Dilemma 2: there may be no failover alternatives. A MySQL Replication master is a single point of failure. In the unlikely event of loss of cabine pressure a master the entire database cluster has to be reconfigured. Usually, a slave has to be promoted as a master and all other slaves have to be made aware of the change.
Certainly, nobody wants thousands of clients attempting to reconfigure a cluster concurrently. Thus, over the years, MySQL users have developed tools for monitoring MySQL Replication clusters and handling failure. MHA (Master High Availability Manager and tools for MySQL) is one of them. MHA automates the cluster reconfiguration: it claims to work in heterogenous deployments with MySQL 5.0 or newer and it may take far less than a minute to replace a failed master.
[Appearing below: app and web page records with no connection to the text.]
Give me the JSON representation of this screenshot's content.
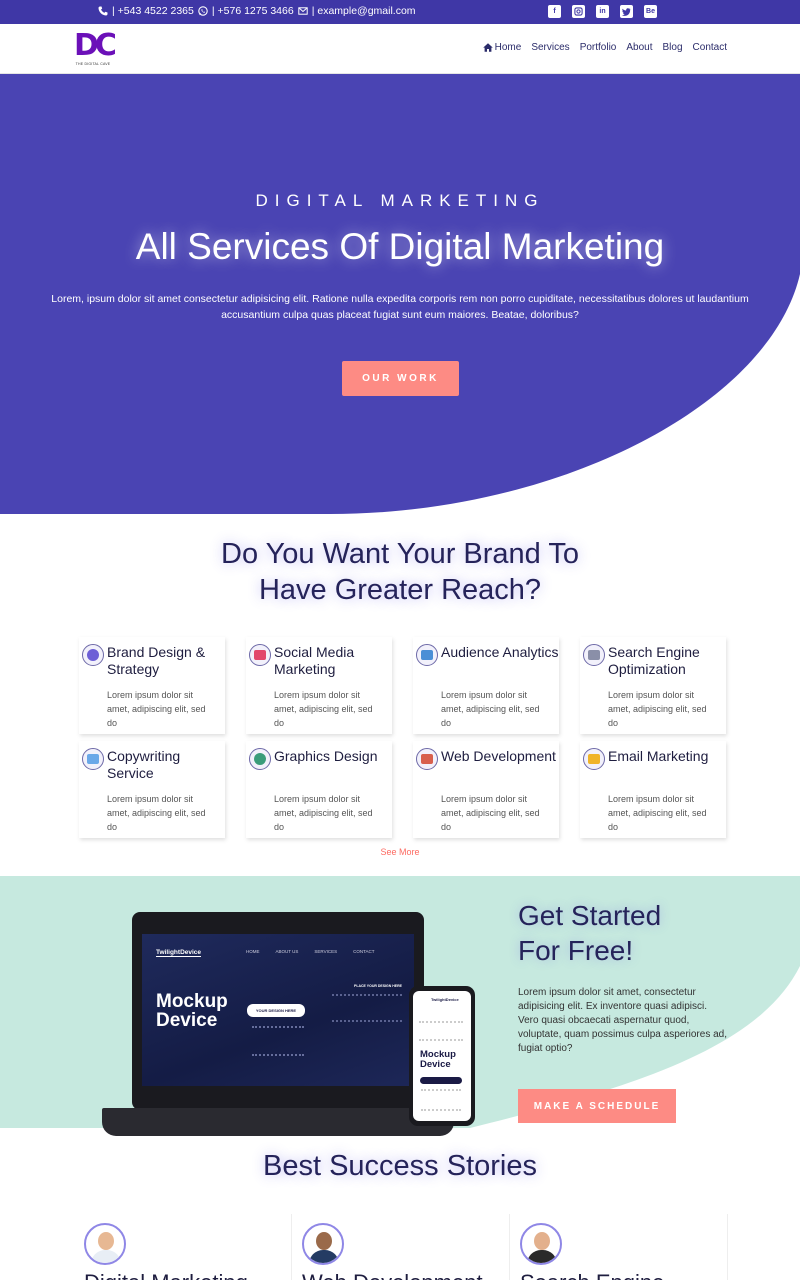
{
  "topbar": {
    "phone1": "| +543 4522 2365",
    "phone2": "| +576 1275 3466",
    "email": "| example@gmail.com",
    "socials": [
      "facebook-icon",
      "instagram-icon",
      "linkedin-icon",
      "twitter-icon",
      "behance-icon"
    ],
    "behance_label": "Be"
  },
  "logo": {
    "mark": "DC",
    "tagline": "THE DIGITAL CAVE"
  },
  "nav": {
    "items": [
      "Home",
      "Services",
      "Portfolio",
      "About",
      "Blog",
      "Contact"
    ]
  },
  "hero": {
    "eyebrow": "DIGITAL MARKETING",
    "title": "All Services Of Digital Marketing",
    "description": "Lorem, ipsum dolor sit amet consectetur adipisicing elit. Ratione nulla expedita corporis rem non porro cupiditate, necessitatibus dolores ut laudantium accusantium culpa quas placeat fugiat sunt eum maiores. Beatae, doloribus?",
    "button": "OUR WORK"
  },
  "reach": {
    "title_line1": "Do You Want Your Brand To",
    "title_line2": "Have Greater Reach?",
    "cards": [
      {
        "title": "Brand Design & Strategy",
        "text": "Lorem ipsum dolor sit amet, adipiscing elit, sed do",
        "icon": "brand-design-icon",
        "color": "#6d5fd6"
      },
      {
        "title": "Social Media Marketing",
        "text": "Lorem ipsum dolor sit amet, adipiscing elit, sed do",
        "icon": "social-media-icon",
        "color": "#e2476b"
      },
      {
        "title": "Audience Analytics",
        "text": "Lorem ipsum dolor sit amet, adipiscing elit, sed do",
        "icon": "audience-analytics-icon",
        "color": "#4b8fd6"
      },
      {
        "title": "Search Engine Optimization",
        "text": "Lorem ipsum dolor sit amet, adipiscing elit, sed do",
        "icon": "seo-icon",
        "color": "#8a8fa8"
      },
      {
        "title": "Copywriting Service",
        "text": "Lorem ipsum dolor sit amet, adipiscing elit, sed do",
        "icon": "copywriting-icon",
        "color": "#6aa8e8"
      },
      {
        "title": "Graphics Design",
        "text": "Lorem ipsum dolor sit amet, adipiscing elit, sed do",
        "icon": "graphics-design-icon",
        "color": "#3a9c7a"
      },
      {
        "title": "Web Development",
        "text": "Lorem ipsum dolor sit amet, adipiscing elit, sed do",
        "icon": "web-development-icon",
        "color": "#d8604d"
      },
      {
        "title": "Email Marketing",
        "text": "Lorem ipsum dolor sit amet, adipiscing elit, sed do",
        "icon": "email-marketing-icon",
        "color": "#f0b429"
      }
    ],
    "see_more": "See More"
  },
  "get_started": {
    "title_line1": "Get Started",
    "title_line2": "For Free!",
    "description": "Lorem ipsum dolor sit amet, consectetur adipisicing elit. Ex inventore quasi adipisci. Vero quasi obcaecati aspernatur quod, voluptate, quam possimus culpa asperiores ad, fugiat optio?",
    "button": "MAKE A SCHEDULE"
  },
  "mockup": {
    "brand": "TwilightDevice",
    "nav": [
      "HOME",
      "ABOUT US",
      "SERVICES",
      "CONTACT"
    ],
    "headline_line1": "Mockup",
    "headline_line2": "Device",
    "pill": "YOUR DESIGN HERE",
    "right_head": "PLACE YOUR DESIGN HERE"
  },
  "stories": {
    "title": "Best Success Stories",
    "items": [
      {
        "name": "Digital Marketing",
        "skin": "#e7b893",
        "shirt": "#e8eef5"
      },
      {
        "name": "Web Development",
        "skin": "#9a6a4a",
        "shirt": "#243b63"
      },
      {
        "name": "Search Engine",
        "skin": "#e3b08c",
        "shirt": "#2a2a2a"
      }
    ]
  },
  "colors": {
    "primary": "#4a44b3",
    "topbar": "#3f37a6",
    "accent": "#fd8b84",
    "mint": "#c6e9df"
  }
}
Dilemma 3: client reconfiguration is left as an excercise, sort of.
Client reconfiguration as part of the failover process
Monitoring tools external to a MySQL Replication cluster often propose two ways to inform clients of cluster topology changes (e.g. new master):
- Update catalog with cluster information (more in a future blog post)
- IP switch over (not discussed)
- Client configuration deployment (see below)
IP switch over is transparent from a client perspective. The IP of the failed master is assigned to the newly elected master. No client changes required - great, issue solved! However, what is virtual IPs are no option for you?
The MySQL Replication monitoring tool of your choice may allow calling custom scripts during cluster reconfiguration. You can hook in your IP switch over script, or, for example, deploy PECL/mysqlnd_ms configuration files.
MHA updating PECL/mysqlnd_ms config
The MHA master_ip_failover_script configuration parameter can be used to call a script for client configuration deployment during cluster reconfiguration. Below is an example configuration file for a minimalistic cluster consisting of one master and one slave, just enough to test MHA in action.[server default] # mysql user and password user=root password=root ssh_user=root # working directory on the manager manager_workdir=/var/log/masterha/app1 # working directory on MySQL servers remote_workdir=/var/log/masterha_remote/app1 master_binlog_dir=/home/nixnutz/ftp/mysql-5.6.9-rc-ms3-master/data master_ip_failover_script=/home/nixnutz/ftp/mha4mysql-manager-0.55/mysqlnd_ms_update.php [server1] hostname=localhost ip=127.0.0.1 port=3309 [server2] hostname=localhost ip=127.0.0.1 port=3310
As a PHP guy, I am using a PHP script to handle the PECL/mysqlnd_ms configuration file update. The script is invoked by MHA during master failover. MHA is passing most valuable information on the dead and the new master to the script. Based on this, the script can remove the slave that became a master from the slave list, remove the failed master and add a new master to the master list. The script I show is far from production ready but you get the idea. For example, I am not discussing remote configuration files on remote application serversR
Truncated by Planet PHP, read more at the original (another 8732 bytes)